I think of the funeral and the curious gazes from people who only come to watch the survivors of the family break down piece by piece. And then proceed to eavesdrop on close family and see if they can piece a good enough story to spread out and quench THAT thirst which is never slaked. I think of the wake, the ground, the rotting. I think of how everyone will move on. Most without a scratch. Others with a reality check. And a precious few with their vitals performing below optimal.

What drove her to do it? What was it that snapped?

Was it reason? Was it meaning? Was it feeling?

What does it feel like when your brain shuts down and you're a countdown to self-destruction? Literally.

How do you fashion a knot that won't give through all that rushed and insane breathing? How do you manage it in time? Do you have an adrenaline rush, when you're trying to do this before someone can save you? Do you have the satisfaction of watching them crumble when they find you, eventually?

Was it fear of failure? Dissatisfaction? Lack of purpose? Was it revenge, served cold? Were you tired? Did it not matter any more? Any of it?

I think as lives extinguish around us. We'll never truly learn the answer to our questions. Everyone has a reason, valid enough for their misery or happiness. When you can't look misery in the eye because it's too ugly, you'll never truly accept who you really are. Cause we all want to be beautiful, the illusion of perfection is such an intravenous addiction.

Being happy is necessary. No doubt. But it's learning to be sad that we need to master. Irrevocably so, and once we have, we must own it. Own it like it's your own. Not someone else's. Feel it, let it wrangle with you, shake your bones and flood your system. Clench hard, focus and coil into a big ball. Die inside. Rising from the ashes is the easy part.

Die outside. And you won't.


Rise.

4 comments:

Wandering Spirit said...

cos i knew her, loved her and loathed her - that was a very deep post... :)

lost my aunt to suicide as well, she left her husband and 6yr old child behind...i still wonder what came over her? what pushed her over the edge? was it fear? so many loved ones they leave to pick up the pieces...

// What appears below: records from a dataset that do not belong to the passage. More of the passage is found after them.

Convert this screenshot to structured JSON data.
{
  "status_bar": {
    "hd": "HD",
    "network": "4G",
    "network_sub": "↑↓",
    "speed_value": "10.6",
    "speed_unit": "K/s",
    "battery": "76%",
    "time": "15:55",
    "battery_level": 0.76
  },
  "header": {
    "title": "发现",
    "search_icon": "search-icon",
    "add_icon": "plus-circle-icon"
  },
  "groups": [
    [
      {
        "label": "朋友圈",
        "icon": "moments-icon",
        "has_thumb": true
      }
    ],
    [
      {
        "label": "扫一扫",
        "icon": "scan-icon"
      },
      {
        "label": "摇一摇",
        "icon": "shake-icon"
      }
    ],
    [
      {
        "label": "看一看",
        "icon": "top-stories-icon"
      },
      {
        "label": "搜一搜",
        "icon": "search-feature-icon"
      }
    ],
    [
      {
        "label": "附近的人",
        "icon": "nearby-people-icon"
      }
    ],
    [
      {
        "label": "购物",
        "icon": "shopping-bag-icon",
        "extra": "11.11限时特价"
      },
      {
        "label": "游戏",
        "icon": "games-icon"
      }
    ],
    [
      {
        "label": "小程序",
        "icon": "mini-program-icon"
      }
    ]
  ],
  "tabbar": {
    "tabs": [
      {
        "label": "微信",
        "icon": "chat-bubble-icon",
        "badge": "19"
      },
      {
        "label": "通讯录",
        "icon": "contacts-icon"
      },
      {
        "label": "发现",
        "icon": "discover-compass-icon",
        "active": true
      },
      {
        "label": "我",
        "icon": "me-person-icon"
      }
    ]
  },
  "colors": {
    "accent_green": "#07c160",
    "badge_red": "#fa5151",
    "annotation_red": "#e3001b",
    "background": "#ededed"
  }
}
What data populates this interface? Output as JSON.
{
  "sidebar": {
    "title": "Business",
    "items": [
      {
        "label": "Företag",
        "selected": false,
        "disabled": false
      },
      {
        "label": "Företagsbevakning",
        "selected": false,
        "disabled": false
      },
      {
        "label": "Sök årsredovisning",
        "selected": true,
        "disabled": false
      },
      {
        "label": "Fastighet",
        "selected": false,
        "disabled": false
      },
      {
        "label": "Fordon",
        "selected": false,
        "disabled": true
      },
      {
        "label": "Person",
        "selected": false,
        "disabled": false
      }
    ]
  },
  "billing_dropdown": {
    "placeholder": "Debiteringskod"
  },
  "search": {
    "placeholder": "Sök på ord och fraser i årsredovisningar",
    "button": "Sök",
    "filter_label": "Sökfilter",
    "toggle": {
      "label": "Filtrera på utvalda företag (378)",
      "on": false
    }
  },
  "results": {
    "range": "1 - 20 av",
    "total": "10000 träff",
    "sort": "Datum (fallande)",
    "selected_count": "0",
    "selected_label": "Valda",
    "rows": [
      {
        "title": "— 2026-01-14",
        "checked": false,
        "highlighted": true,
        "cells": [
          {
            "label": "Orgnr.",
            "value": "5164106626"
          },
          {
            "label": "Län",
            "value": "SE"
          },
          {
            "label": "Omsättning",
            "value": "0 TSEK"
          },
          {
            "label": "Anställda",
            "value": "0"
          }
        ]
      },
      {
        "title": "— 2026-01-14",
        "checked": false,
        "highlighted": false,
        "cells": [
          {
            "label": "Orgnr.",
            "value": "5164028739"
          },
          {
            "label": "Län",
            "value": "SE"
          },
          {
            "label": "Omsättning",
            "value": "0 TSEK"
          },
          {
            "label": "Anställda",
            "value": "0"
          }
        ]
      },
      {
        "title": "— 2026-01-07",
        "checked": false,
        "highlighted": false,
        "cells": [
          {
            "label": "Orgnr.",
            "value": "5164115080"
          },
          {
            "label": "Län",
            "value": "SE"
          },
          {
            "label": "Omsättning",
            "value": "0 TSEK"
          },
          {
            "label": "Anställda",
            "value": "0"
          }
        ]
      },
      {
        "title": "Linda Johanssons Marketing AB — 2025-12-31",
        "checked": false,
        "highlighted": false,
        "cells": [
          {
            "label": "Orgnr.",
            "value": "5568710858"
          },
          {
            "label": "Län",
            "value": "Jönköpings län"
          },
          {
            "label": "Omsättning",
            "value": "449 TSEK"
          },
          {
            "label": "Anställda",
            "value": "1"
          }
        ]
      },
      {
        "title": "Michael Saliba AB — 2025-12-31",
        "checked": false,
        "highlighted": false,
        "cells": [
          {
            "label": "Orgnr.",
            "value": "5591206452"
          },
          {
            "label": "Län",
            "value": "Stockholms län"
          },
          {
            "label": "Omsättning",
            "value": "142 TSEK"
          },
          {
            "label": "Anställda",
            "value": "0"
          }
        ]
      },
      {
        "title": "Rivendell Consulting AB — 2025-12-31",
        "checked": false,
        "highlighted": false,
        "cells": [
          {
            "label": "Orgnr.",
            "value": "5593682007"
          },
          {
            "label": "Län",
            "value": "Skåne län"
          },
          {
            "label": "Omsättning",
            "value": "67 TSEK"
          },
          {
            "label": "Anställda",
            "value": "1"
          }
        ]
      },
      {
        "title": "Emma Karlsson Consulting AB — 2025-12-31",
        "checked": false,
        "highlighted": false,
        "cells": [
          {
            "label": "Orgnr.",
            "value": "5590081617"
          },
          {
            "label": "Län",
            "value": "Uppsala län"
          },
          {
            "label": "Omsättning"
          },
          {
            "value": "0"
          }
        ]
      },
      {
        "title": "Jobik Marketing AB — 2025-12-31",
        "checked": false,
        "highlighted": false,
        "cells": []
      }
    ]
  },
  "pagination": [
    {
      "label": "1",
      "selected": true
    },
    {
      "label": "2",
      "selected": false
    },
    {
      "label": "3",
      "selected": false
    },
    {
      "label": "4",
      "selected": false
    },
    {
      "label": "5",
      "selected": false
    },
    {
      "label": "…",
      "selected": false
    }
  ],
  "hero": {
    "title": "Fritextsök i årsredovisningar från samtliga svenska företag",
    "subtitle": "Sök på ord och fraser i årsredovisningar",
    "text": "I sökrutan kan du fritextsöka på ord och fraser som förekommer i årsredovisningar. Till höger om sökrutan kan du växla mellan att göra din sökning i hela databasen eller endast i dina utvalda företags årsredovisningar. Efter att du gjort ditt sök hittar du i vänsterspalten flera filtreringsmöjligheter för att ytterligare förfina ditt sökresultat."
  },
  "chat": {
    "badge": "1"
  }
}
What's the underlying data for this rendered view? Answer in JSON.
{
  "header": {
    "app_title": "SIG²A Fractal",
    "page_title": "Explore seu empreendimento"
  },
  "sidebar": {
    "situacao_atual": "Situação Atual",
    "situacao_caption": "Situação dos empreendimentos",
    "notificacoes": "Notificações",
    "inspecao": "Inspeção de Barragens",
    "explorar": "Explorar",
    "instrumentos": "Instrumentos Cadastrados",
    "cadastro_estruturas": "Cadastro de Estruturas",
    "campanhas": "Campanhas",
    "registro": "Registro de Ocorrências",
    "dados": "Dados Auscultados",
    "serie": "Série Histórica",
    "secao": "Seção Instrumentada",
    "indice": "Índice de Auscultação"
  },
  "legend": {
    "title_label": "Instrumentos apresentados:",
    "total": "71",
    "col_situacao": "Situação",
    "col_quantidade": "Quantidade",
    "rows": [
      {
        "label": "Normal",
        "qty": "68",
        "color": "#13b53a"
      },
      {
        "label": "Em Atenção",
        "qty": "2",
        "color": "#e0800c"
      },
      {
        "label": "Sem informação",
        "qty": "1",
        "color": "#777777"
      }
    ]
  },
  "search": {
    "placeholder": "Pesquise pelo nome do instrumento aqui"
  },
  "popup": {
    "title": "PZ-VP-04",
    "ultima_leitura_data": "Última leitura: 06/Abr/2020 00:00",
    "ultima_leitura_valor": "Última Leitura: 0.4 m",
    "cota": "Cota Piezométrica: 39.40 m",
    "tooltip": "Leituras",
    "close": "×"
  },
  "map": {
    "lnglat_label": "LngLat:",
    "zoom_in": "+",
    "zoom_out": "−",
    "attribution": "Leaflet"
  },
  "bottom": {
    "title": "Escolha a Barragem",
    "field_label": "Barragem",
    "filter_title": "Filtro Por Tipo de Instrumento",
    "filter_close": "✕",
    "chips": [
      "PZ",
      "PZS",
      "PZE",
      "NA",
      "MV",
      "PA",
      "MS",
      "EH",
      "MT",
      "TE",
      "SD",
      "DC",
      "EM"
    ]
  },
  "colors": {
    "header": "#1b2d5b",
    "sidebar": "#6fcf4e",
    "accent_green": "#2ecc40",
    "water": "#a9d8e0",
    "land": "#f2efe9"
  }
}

nice post meg :)

Meg said...

Thanks Wandering Spirit; glad you were able to relate, glad you like the post.

I can only imagine your pain when it must have happened. Peace and reconciliation to you and your aunt's soul.

:)

Once the Conman said...

neat

Meg said...

Thanks Once the Conman :)